AIM OF THE EXERCISE: Check each line of the entries. Copy the ones that contain the string "header".

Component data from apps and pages
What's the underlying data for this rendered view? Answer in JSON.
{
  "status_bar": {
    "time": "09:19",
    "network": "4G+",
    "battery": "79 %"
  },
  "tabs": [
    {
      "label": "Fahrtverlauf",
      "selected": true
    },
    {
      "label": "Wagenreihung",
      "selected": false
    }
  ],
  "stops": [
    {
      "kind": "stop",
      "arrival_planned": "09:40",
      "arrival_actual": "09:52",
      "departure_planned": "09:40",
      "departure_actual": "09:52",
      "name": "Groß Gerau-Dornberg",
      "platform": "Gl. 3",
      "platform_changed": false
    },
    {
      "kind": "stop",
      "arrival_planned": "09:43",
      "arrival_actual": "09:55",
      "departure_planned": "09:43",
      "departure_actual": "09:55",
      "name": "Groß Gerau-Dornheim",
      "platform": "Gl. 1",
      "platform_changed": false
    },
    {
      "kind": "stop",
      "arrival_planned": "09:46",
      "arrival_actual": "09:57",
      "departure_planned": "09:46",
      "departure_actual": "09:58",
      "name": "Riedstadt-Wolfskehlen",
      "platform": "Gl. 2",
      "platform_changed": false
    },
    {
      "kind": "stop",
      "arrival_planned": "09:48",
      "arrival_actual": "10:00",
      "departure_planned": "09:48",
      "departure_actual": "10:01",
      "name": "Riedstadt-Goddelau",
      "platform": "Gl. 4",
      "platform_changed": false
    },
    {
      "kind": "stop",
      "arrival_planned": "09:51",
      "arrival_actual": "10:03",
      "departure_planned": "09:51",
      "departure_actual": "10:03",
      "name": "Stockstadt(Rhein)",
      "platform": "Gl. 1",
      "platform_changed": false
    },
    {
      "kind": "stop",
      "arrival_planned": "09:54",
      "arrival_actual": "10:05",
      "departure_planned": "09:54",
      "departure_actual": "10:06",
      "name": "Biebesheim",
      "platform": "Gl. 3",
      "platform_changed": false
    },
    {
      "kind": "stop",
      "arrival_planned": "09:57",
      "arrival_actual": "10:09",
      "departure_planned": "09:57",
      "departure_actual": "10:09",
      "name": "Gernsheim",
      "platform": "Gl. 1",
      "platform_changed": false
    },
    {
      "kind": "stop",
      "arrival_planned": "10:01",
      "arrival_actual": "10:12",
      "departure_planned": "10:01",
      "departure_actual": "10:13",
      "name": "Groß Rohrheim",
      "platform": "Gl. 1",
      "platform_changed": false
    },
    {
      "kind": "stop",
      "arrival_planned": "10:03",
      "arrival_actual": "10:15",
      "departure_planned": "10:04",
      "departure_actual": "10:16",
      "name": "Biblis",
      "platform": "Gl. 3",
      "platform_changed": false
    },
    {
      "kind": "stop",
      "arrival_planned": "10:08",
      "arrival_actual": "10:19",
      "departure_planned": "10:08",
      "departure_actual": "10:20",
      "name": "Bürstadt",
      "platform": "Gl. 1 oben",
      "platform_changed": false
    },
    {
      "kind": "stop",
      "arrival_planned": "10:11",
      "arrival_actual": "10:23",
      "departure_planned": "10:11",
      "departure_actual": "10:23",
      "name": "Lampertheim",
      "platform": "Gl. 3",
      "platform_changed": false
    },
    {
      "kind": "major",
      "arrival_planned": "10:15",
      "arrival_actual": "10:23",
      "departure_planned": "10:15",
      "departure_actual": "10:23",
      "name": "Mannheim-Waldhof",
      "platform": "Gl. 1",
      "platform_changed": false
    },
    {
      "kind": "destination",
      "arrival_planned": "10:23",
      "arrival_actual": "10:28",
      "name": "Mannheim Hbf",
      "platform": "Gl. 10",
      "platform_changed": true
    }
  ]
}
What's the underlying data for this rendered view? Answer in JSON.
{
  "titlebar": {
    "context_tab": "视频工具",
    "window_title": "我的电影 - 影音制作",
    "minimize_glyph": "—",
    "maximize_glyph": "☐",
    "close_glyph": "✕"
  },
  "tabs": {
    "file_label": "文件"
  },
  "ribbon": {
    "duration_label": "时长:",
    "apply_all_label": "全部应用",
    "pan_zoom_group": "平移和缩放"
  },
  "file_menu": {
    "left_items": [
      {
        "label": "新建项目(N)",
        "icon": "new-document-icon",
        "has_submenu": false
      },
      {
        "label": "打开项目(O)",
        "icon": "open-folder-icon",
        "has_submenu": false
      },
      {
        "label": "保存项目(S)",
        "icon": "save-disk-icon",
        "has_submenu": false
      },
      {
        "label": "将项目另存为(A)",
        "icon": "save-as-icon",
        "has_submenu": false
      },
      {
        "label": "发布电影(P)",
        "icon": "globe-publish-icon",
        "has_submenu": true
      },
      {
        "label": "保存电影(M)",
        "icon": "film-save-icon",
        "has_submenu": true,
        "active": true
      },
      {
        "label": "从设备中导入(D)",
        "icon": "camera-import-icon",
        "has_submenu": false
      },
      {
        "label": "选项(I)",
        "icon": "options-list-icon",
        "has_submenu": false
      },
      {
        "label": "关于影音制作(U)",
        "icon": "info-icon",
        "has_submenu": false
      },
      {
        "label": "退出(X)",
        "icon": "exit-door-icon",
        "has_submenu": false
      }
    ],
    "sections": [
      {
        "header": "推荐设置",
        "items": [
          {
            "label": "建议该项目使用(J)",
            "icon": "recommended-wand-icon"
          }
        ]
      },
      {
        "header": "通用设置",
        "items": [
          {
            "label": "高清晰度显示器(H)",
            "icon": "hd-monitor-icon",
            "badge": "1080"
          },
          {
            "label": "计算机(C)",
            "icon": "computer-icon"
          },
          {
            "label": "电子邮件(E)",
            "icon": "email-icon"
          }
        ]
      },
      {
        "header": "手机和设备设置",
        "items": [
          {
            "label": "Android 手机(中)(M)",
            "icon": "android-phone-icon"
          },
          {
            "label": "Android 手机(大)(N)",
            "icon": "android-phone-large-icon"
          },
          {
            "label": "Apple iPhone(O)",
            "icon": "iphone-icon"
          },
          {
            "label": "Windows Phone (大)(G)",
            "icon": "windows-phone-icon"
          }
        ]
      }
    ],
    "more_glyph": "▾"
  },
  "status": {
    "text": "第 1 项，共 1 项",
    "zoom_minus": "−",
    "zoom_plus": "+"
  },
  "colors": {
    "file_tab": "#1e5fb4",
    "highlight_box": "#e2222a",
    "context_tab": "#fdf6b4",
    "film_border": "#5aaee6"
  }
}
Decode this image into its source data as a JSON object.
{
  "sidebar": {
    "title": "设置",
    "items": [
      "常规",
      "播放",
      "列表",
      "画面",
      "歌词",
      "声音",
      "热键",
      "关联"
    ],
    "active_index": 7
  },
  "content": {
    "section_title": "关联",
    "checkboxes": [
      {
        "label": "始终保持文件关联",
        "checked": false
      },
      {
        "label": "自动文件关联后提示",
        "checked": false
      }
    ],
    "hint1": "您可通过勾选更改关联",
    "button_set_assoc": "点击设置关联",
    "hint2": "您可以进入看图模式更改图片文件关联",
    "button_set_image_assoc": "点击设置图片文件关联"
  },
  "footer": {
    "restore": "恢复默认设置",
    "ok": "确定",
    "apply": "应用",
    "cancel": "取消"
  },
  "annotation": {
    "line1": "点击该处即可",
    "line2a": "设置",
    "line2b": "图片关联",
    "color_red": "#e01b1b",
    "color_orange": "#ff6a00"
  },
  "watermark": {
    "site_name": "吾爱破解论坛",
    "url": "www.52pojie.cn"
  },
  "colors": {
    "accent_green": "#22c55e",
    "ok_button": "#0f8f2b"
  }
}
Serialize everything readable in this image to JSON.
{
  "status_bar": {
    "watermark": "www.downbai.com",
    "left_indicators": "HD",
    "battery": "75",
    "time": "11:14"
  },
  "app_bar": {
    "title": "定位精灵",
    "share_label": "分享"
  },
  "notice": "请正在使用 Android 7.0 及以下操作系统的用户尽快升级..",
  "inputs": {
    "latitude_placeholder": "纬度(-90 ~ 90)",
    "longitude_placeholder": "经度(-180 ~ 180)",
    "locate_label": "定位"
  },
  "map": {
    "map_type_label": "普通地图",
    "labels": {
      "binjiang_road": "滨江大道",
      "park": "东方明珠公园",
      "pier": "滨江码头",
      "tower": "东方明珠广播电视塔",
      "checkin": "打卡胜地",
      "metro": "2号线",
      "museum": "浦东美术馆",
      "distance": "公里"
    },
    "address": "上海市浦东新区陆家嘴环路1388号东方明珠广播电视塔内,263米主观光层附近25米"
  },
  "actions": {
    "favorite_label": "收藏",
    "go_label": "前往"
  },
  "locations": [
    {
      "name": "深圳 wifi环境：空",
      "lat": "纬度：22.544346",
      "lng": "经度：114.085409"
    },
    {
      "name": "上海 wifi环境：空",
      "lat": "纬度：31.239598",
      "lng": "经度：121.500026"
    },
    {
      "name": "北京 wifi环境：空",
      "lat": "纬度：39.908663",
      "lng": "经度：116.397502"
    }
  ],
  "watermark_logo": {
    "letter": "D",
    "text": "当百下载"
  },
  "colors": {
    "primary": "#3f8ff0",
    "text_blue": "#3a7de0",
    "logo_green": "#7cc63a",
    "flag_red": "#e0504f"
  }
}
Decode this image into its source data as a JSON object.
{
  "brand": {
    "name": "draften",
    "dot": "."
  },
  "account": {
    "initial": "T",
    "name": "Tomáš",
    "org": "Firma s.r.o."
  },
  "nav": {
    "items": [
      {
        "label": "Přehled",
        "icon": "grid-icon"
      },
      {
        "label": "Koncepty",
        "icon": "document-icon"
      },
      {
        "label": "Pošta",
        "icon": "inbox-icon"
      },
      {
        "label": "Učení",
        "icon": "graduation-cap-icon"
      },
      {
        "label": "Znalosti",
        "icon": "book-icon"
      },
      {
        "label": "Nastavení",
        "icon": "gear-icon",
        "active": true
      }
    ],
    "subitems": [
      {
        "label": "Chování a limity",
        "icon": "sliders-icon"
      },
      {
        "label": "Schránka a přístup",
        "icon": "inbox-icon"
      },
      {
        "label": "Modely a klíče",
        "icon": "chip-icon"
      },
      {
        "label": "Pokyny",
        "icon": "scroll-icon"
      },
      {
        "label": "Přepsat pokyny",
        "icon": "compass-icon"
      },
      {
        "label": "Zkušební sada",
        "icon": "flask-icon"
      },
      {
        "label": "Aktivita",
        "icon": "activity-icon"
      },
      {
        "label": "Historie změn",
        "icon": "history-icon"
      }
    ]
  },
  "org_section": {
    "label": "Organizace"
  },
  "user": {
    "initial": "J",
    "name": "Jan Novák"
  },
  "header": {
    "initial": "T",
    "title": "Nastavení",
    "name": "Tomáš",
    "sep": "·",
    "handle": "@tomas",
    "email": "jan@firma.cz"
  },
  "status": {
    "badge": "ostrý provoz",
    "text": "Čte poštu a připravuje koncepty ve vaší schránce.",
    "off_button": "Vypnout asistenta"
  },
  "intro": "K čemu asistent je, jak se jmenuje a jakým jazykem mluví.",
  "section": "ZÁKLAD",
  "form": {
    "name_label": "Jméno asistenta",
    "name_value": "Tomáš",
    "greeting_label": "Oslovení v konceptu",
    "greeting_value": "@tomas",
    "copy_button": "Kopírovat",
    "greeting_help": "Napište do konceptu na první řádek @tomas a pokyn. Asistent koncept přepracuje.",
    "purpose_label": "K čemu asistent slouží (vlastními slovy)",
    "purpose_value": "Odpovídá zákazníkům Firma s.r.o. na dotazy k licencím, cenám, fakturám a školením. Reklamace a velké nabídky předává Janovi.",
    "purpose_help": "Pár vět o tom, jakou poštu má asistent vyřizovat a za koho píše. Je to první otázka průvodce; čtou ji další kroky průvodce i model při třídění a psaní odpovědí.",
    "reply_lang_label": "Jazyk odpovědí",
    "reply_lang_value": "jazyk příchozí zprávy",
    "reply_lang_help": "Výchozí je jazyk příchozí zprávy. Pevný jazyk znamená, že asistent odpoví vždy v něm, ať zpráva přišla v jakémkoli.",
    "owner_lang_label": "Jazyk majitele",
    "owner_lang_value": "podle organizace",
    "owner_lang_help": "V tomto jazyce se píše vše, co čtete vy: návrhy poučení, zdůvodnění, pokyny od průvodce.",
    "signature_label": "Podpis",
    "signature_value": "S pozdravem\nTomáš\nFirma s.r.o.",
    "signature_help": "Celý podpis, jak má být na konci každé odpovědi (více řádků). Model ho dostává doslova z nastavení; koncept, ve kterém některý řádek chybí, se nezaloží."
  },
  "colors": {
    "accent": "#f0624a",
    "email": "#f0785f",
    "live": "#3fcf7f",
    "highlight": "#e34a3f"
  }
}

RESPONSE:
        "header": "推荐设置",
        "header": "通用设置",
        "header": "手机和设备设置",
  "header": {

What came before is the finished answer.